Palaeozoology I  Collections: Amber, Trilobites, fossil insects/ -spiders and other arthropods

Amber Collection

The amber material ranges in age from mid Cretaceous to Pleistocene/Holocene. The largest part of the collection is composed of samples of Baltic amber, but there is also amber from the Dominican Republic, Mexico, Myanmar, Austria, and copal from Madagascar, Colombia, Kenya and the Caribbean.

The earliest part of the collection is of Baltic amber donated by H. Conwentz in 1884. In the early twentieth century other small collections of Baltic amber were donated by C. von Heyden (1901) and the Frankfurt citizens A. von Gwinner (1908) and K. Dietze (1913).

Following these aquisitions, the next new material was of copal from Puerto Rico obtained in 1978 from B. Graffham. At the end of the twentieth century two new collections were purchased. The first consists of about 370 pieces of Baltic amber from Lithuania collected by amateurs S. Urbonas and J. Veilandas (1998); a second part of this collection is housed in the State Museum of Natural History at Karlsruhe .

In 2000 a small collection of Dominican amber and Tanzanian copal was acquired from K.A. Frickhinger. 

The most important part by far of the Amber Collection was acquired in January 2008 – a part of the Wunderlich Collection. Jörg Wunderlich collects and describes Recent and fossil spiders, and during his career  he has collected important amber material from the Baltic, Dominican Republic, Lebanon, Austria and China and copal from Madagascar, Kenya and Colombia. More than 10.000 pieces including more than 200 holotypes of this magnificent collection could be purchased by Senckenberg with financial support from the Dr Marschner Stiftung. Other parts of the Wunderlich Collection were bought by the Senckenberg Museum für Naturkunde Görlitz and the Geologisch-Paläontologisches Institut und Museum of the University of Hamburg and some retained by the owner.


link to SESAM


other collections

fossil insects

The Fossil Insects collection focuses on insects from the Brazilian Santana Formation (chalk), which was acquired by the former department head Dr. G. Plodowski, as well as insects from the well-known Solnhofen limestone in Bavaria (Jura, Malm), which depends from the museum’s old holdings. Another focus is on Coleoptera holotypes from the Niedersachsen Jura, which were described by Bode in 1953. Well-known localities such as the Randecker Maar in southern Germany, Rott am Siebengebirge, Sieblos / Rhön, the brown coal from Salzhausen, Aix-en-Provence, France, Rio Blanco, USA or Liaoning, China are also represented in the collection. The collection includes both, published and unpublished but mostly undetermined material and also contains a number of fossil insect-structures. A large number of fossil insects are also included in the amber collection.

fossil arachnids
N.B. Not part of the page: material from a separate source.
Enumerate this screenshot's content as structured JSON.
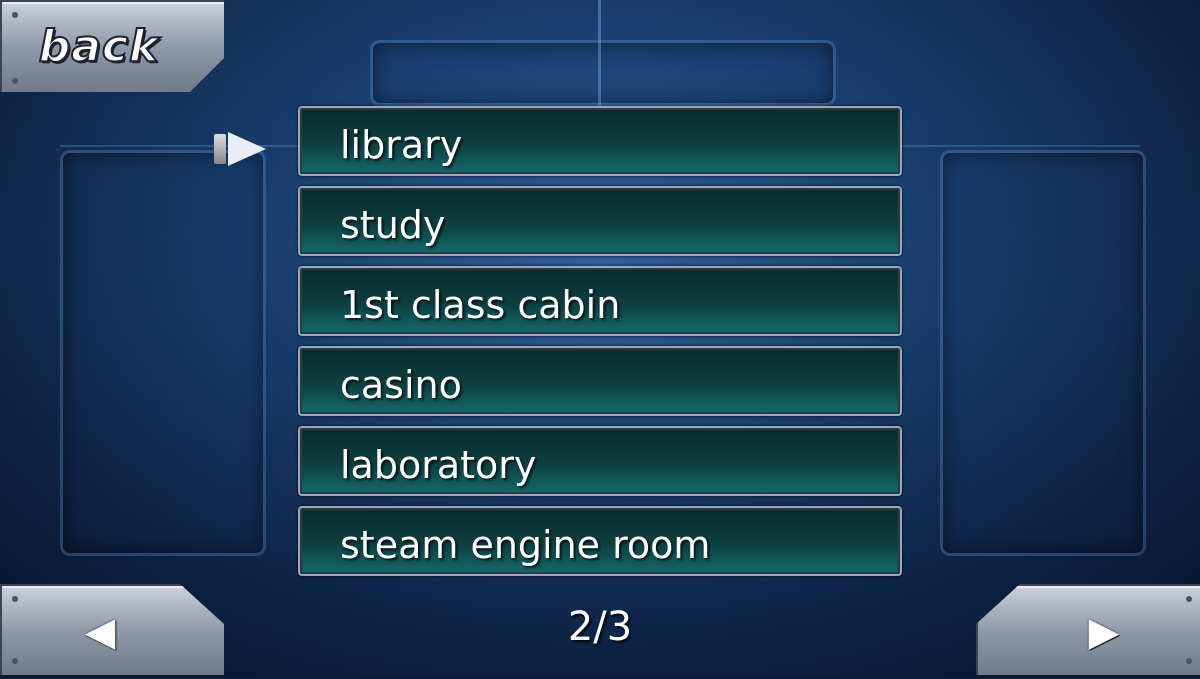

The fossil arachnids collection is a small collection consisting of arachnids from the Brazilian Santana Formation (chalk), which was acquired in 1996 and 2004 by the former Head of Department Dr. G. Plodowski, as well as some Miocene spiders from the Randecker Maar in southern Germany and Rott am Siebengebirge. Only a few specimens have been published so far, most of the pieces are determined (see SESAM ). An extensive selection of fossil spiders can be found in the amber collection.


With about 120,000 specimens of about 3,000 species, the trilobite collection is one of the largest of its kind in the world. The true significance of the trilobite collection can be measured by its proportion of published specimens. About 6,000 trilobites are deposited for about 300 publications. A type catalog of over 1000 types  (Typen-Katalog) can be retrieved.

other Arthropods (without Trilobites)

This collection is much smaller than the trilobite collection (about 1820 specimens) but still has a great scientific significance, as it receives samples of famous deposits: Burgess (Canada), Chengjinag (China) and Alken, Solnhofen in Germany. There are hardly known rarities (e.B. Tariccoiaarrusensis from Sardinia). These rare fossils make it possible to study important events in the history of arthropods, such as the Cambrian explosions or colonization of the mainland. They offer the rare opportunity to study different types of soft tissue preservation. An electronic catalogue of this collection has recently been created, but some changes still need to be made before it can be included in the online sesam database, in the meantime a provisional version of the catalogue can be downloaded here (Excel file).